Supporters of Uber, however, are plentiful. The company has garnered nearly 850,000 signatures for a Change.org petition called “Save Your Uber in London.” Proponents argue satellite navigation has rendered the Knowledge obsolete, that black cabs are too expensive, and that Uber’s detailed tracking of drivers enhances passenger safety.
That most black-cab drivers are white, native-born, Britons and many Uber drivers are immigrants serves only to complicate matters.
Meetings between Uber and Transport for London have long been controversial affairs.
Under Kalanick, Uber responded to regulators’ concerns by mobilizing consumers to drown them out and by lobbying politicians at the highest level.
When the previous mayor of London, Boris Johnson, tried to clamp down on Uber two years ago, the Conservative politician was told to stand down by the prime minister at the time, David Cameron, and his chancellor of the Exchequer, George Osborne, also Conservatives.
One of Cameron’s senior advisers at the time, Steve Hilton, is married to Rachel Whetstone, then head of communications for Uber. The couple are godparents to one of Cameron’s children. The meetings often took place at 10 Downing St. and were chaired by Daniel Korski, Cameron’s technology adviser.
If there have been changes at the highest level at Uber, the dynamics in London have changed, too. The new mayor, Sadiq Khan, is a member of the opposition Labour Party and not beholden to the Conservative government of Prime Minister Theresa May, Cameron’s successor.
For Uber, the London ban is but one of several headaches around the world that the company’s leadership must confront.
While Khosrowshahi is on his diplomacy mission, Uber’s board is scheduled to discuss proposals that would limit Kalanick’s power. That meeting will include two new directors named by Kalanick late last week, a surprise move that escalated tensions with other board members.
The proposals are tentatively linked to a pending $10 billion investment in the company from a group led by SoftBank of Japan, a potential deal that Uber’s board has worked on for weeks.
It is a sign of importance of the London ban that, even with Uber’s board meeting set to take place, Khosrowshahi has flown to meet with authorities here.
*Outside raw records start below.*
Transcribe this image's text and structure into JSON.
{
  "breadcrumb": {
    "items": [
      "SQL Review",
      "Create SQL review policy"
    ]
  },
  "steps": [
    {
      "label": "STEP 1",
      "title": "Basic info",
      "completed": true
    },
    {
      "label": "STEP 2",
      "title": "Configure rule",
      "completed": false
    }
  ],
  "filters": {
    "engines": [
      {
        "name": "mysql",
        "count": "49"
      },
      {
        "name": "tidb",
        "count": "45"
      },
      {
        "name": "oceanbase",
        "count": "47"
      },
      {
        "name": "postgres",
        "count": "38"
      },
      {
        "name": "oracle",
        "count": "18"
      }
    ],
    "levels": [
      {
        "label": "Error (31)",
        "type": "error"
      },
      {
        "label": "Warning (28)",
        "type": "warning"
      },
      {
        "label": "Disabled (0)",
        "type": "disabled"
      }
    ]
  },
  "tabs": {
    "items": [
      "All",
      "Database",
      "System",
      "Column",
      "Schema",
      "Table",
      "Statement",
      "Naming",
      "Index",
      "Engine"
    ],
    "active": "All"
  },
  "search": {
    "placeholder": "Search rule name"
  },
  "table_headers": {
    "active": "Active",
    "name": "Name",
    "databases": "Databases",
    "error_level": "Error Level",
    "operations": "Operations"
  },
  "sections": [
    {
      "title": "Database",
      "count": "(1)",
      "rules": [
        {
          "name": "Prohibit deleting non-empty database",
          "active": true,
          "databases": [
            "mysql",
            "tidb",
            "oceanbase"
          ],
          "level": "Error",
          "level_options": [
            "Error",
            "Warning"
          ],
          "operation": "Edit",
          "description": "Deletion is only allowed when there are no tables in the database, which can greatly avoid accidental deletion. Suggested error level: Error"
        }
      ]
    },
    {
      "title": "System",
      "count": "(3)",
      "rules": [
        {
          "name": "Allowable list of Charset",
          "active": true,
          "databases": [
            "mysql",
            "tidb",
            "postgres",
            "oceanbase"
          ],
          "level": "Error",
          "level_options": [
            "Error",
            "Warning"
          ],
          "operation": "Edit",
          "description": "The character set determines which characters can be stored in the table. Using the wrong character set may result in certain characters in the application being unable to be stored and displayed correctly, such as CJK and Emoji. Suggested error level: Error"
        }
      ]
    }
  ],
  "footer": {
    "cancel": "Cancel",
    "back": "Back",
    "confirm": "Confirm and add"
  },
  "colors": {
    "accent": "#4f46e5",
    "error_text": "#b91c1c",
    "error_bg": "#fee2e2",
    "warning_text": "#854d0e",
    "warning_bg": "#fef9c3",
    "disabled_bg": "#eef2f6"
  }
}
With 40,000 drivers and 3.5 million customers, the city is Uber’s biggest market in Europe, and one of its largest in the world.
“London is the Champions League of Transportation,” Kalanick told the British newspaper City A.M. three years ago. “It has got a more dynamic, more competitive transportation system than any other city in the world.”
The effort today is meant to show that Uber is adopting a more conciliatory approach to working with cities. Such a change in attitude is important as Uber continues to expand globally and justify its sky-high $68.5 billion valuation ahead of an initial public offering that Khosrowshahi has said could come in 2019.
There are plenty of challenges, though.
The company’s most senior executive based here, Jo Bertram, recently resigned.
And elsewhere, the ride-hailing service has continued to face pressure from both governments and competitors. Uber gave up its ambitions to expand in China last year when it sold its operations there to a venture run by Didi Chuxing, a homegrown rival. It also sold its Russian business this summer to a new joint venture run by its main competitor in that country, Yandex.
Uber has also faced criticism over the treatment of its drivers. Last month, the company appealed a British court decision in which judges ruled that Uber drives should be classified as employees, and should be treated as such. The company argues its drivers are self-employed contractors.
That claim has come in for scrutiny from Europe’s highest court, as well. Any shift in how Uber treats its employees would have wide-reaching implications not just for the company, but the so-called gig economy as well, forcing “on demand” businesses to offer workers the payments, protections and benefits that full-time employees are typically entitled to.